Long-Term Care Insurance (LTCI)
Frequently asked questions and answers
Here are some questions and answers to help you decide if long-term care insurance is right for you.
Long-term care refers to help with what insurers call the "activities of daily living"—bathing, dressing, eating, using the bathroom and moving—associated with injuries, strokes and mental deterioration like Alzheimer's disease. Actually, the phrase long-term care may be a bit of a misnomer: someone with a broken hip, for example, may need this type of assistance for just a few months. Obviously, for short and simple problems, a family member can often provide the required care (though that often results in an onerous burden); more serious and lengthy issues require daily, in-home caregivers or care in a nursing home or an assisted-living facility.
Statistically, the answer is yes: you will probably need this type of assistance. Collectively, we're living longer, and that clearly increases the probability. According to the U.S. Department of Health and Human Services, at least 70 percent of people over age 65 will require some long-term care services at some point in their lives.
However, the statistical probability that you'll need this type of care doesn't mean you need LTC insurance. If you're quite wealthy, you may choose to pay for your care out of pocket. Others may have children who can help either physically or financially. And finally, if you have a low net worth, you may qualify for Medicaid assistance.
Long-term care, particularly if required for a truly long time (from many months to years), can be expensive. Costs vary dramatically depending on where you live. For example, according to the 2009 Genworth cost of care survey, home care services range from about $32,000 to over $50,000 per year. Nursing home care can range from about $44,000 to well over $100,000.
If the cost of long-term care could put your financial security at risk, you may want to consider LTC insurance (most health insurance policies and Medicare do not cover this type of care). It's not cheap, but it may be worth it, especially if you purchase it when you’re relatively young.
According to the 2009 National Long Term Care Insurance Price Index, the average annual long-term care premium for a single person age 55 with a $150 daily benefit for three years is $1,590. This rate doubles to $3,042 for someone aged 65.
If you decide to purchase LTC insurance, you need to shop around.
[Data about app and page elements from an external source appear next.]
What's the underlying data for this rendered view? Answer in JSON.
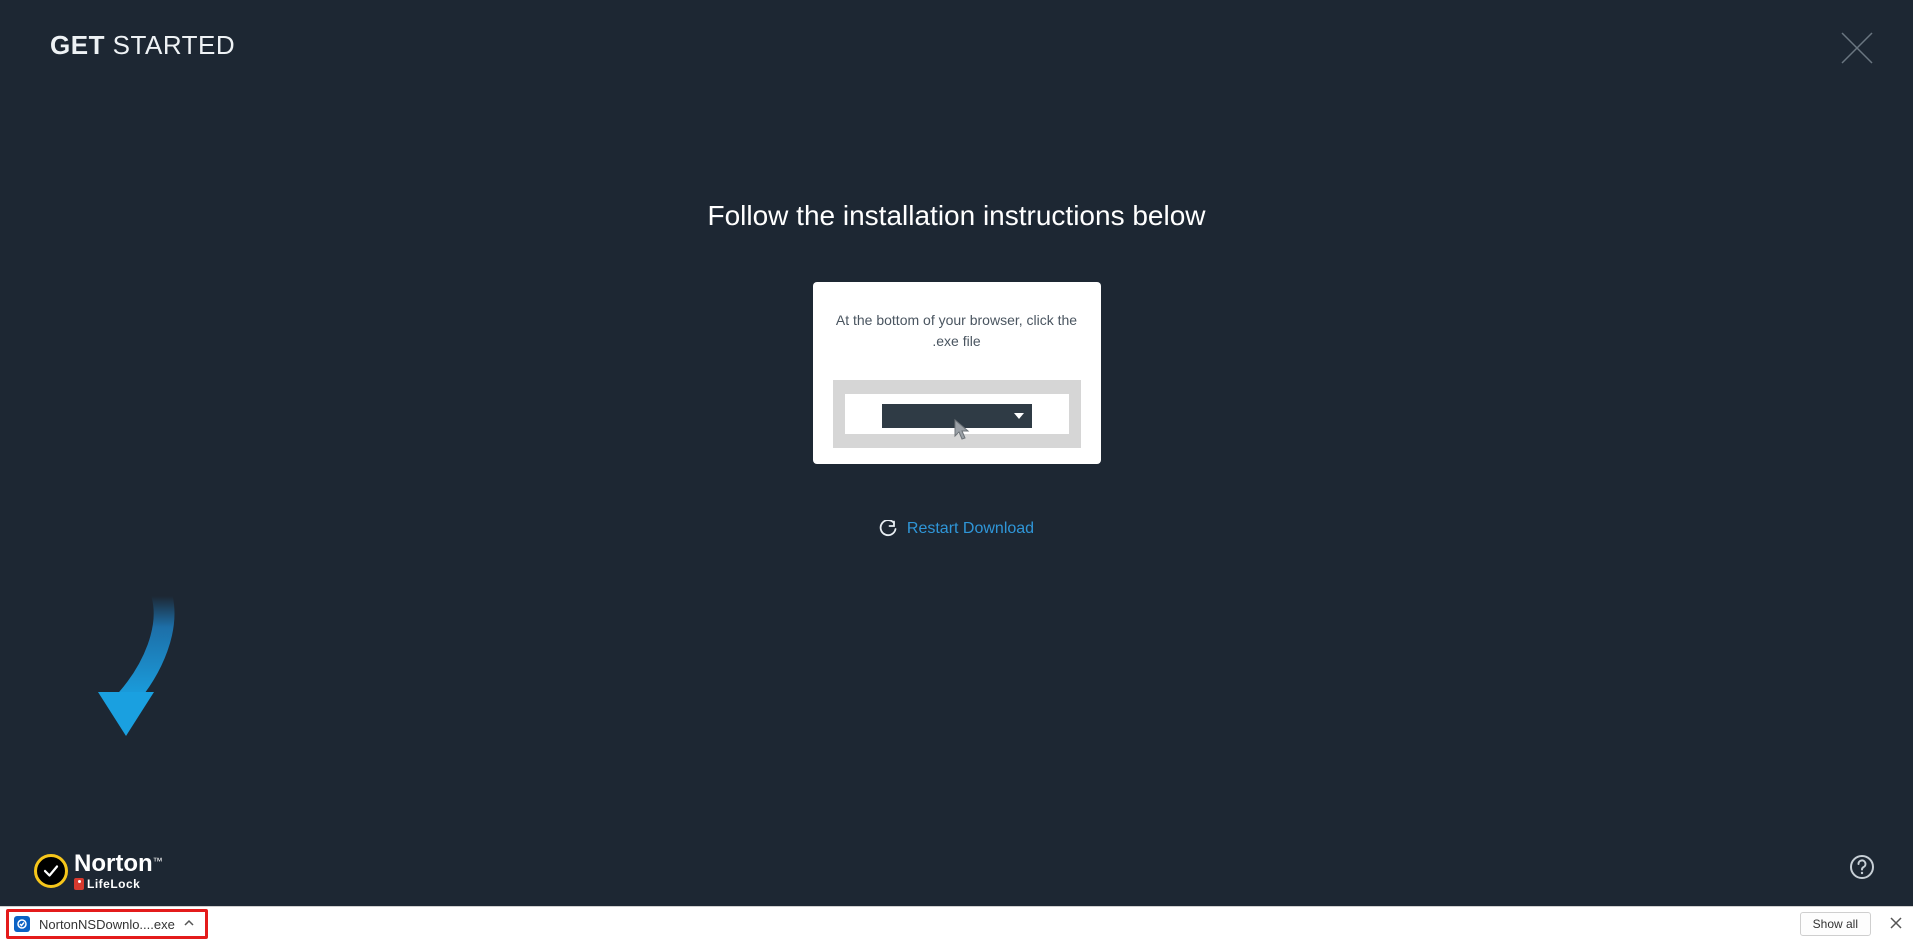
{
  "header": {
    "title_bold": "GET",
    "title_light": " STARTED"
  },
  "main": {
    "heading": "Follow the installation instructions below",
    "instruction_text": "At the bottom of your browser, click the .exe file",
    "restart_label": "Restart Download"
  },
  "logo": {
    "brand": "Norton",
    "subbrand": "LifeLock",
    "tm": "™"
  },
  "download_bar": {
    "file_name": "NortonNSDownlo....exe",
    "show_all_label": "Show all"
  },
  "colors": {
    "bg": "#1d2733",
    "accent_blue": "#1a9fe0",
    "link_blue": "#2f96d8",
    "norton_yellow": "#f6c61b",
    "highlight_red": "#e41b1b"
  }
}
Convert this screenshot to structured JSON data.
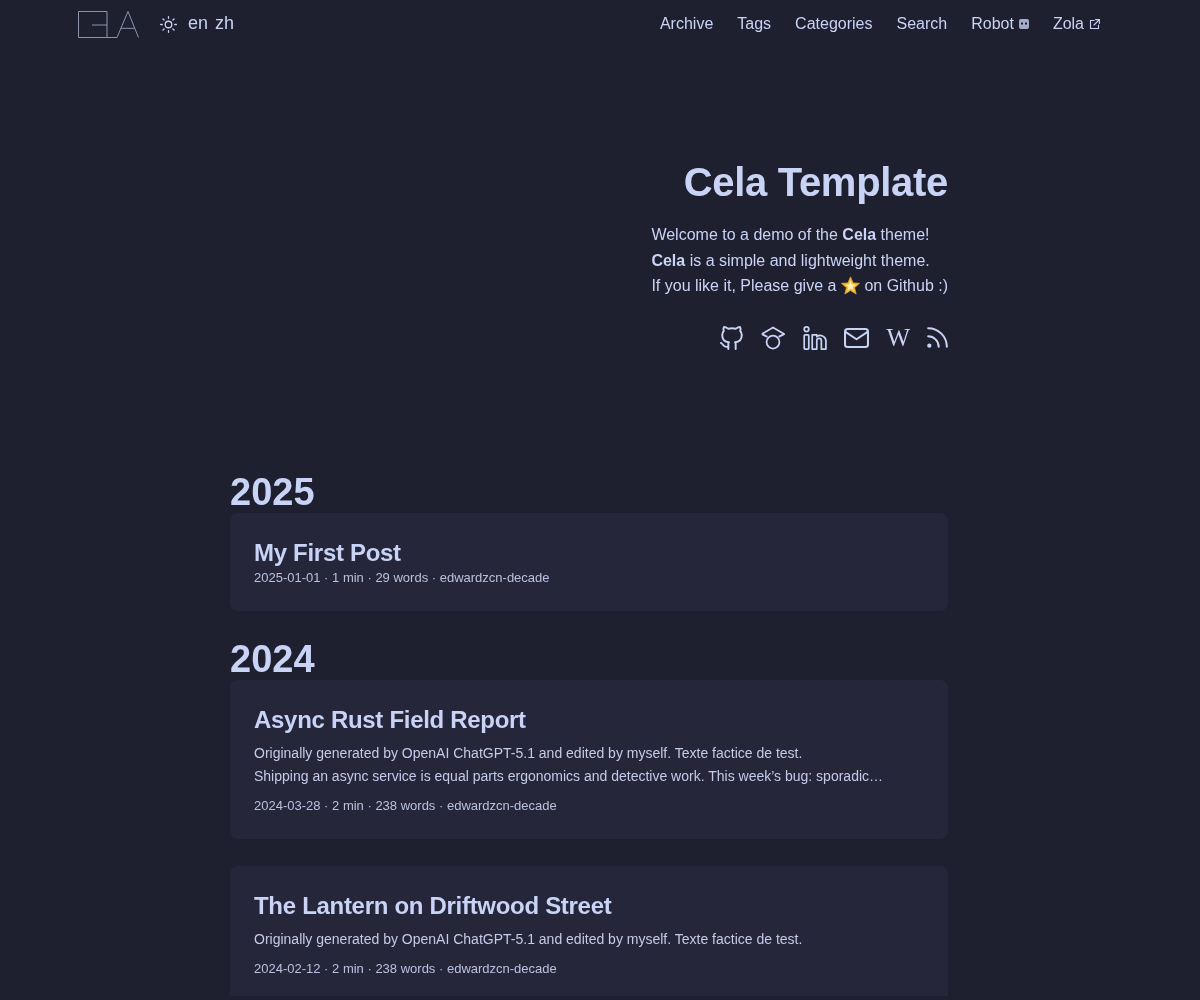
{
  "header": {
    "languages": [
      "en",
      "zh"
    ],
    "nav": [
      {
        "label": "Archive",
        "kind": "plain"
      },
      {
        "label": "Tags",
        "kind": "plain"
      },
      {
        "label": "Categories",
        "kind": "plain"
      },
      {
        "label": "Search",
        "kind": "plain"
      },
      {
        "label": "Robot",
        "kind": "robot"
      },
      {
        "label": "Zola",
        "kind": "external"
      }
    ]
  },
  "hero": {
    "title": "Cela Template",
    "intro_lines": [
      "Welcome to a demo of the **Cela** theme!",
      "**Cela** is a simple and lightweight theme."
    ],
    "star_line": {
      "before": "If you like it, Please give a",
      "after": "on Github :)"
    },
    "social_links": [
      {
        "kind": "github"
      },
      {
        "kind": "scholar"
      },
      {
        "kind": "linkedin"
      },
      {
        "kind": "mail"
      },
      {
        "kind": "glyph",
        "glyph": "W"
      },
      {
        "kind": "rss"
      }
    ]
  },
  "years": [
    {
      "year": "2025",
      "posts": [
        {
          "title": "My First Post",
          "meta": "2025-01-01 · 1 min · 29 words · edwardzcn-decade"
        }
      ]
    },
    {
      "year": "2024",
      "posts": [
        {
          "title": "Async Rust Field Report",
          "summary": [
            "Originally generated by OpenAI ChatGPT-5.1 and edited by myself. Texte factice de test.",
            "Shipping an async service is equal parts ergonomics and detective work. This week’s bug: sporadic…"
          ],
          "meta": "2024-03-28 · 2 min · 238 words · edwardzcn-decade"
        },
        {
          "title": "The Lantern on Driftwood Street",
          "summary": [
            "Originally generated by OpenAI ChatGPT-5.1 and edited by myself. Texte factice de test."
          ],
          "meta": "2024-02-12 · 2 min · 238 words · edwardzcn-decade"
        }
      ]
    }
  ]
}
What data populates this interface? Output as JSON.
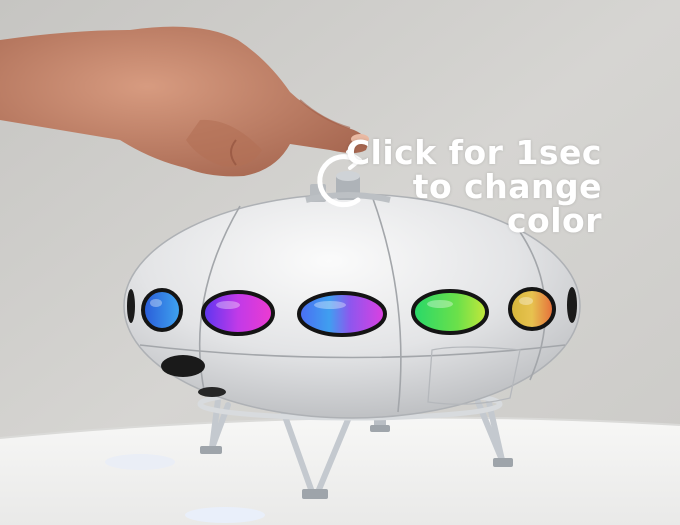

LTC insurance premiums vary widely, so do some research to help gauge costs. The earlier you buy it, the cheaper it's likely to be (although you will of course be paying premiums for a longer period of time). But cost isn't the only consideration. Make sure you understand:
- The coverage (does it cover in-home care? nursing home care? both?)
- The benefit (how much will the policy pay you? how long will it last?)
- The waiting period, if any, before benefits kick in
- The policy's inflation protection (health care costs typically rise faster than the general rate of inflation)
- How benefits are paid (cash or reimbursement)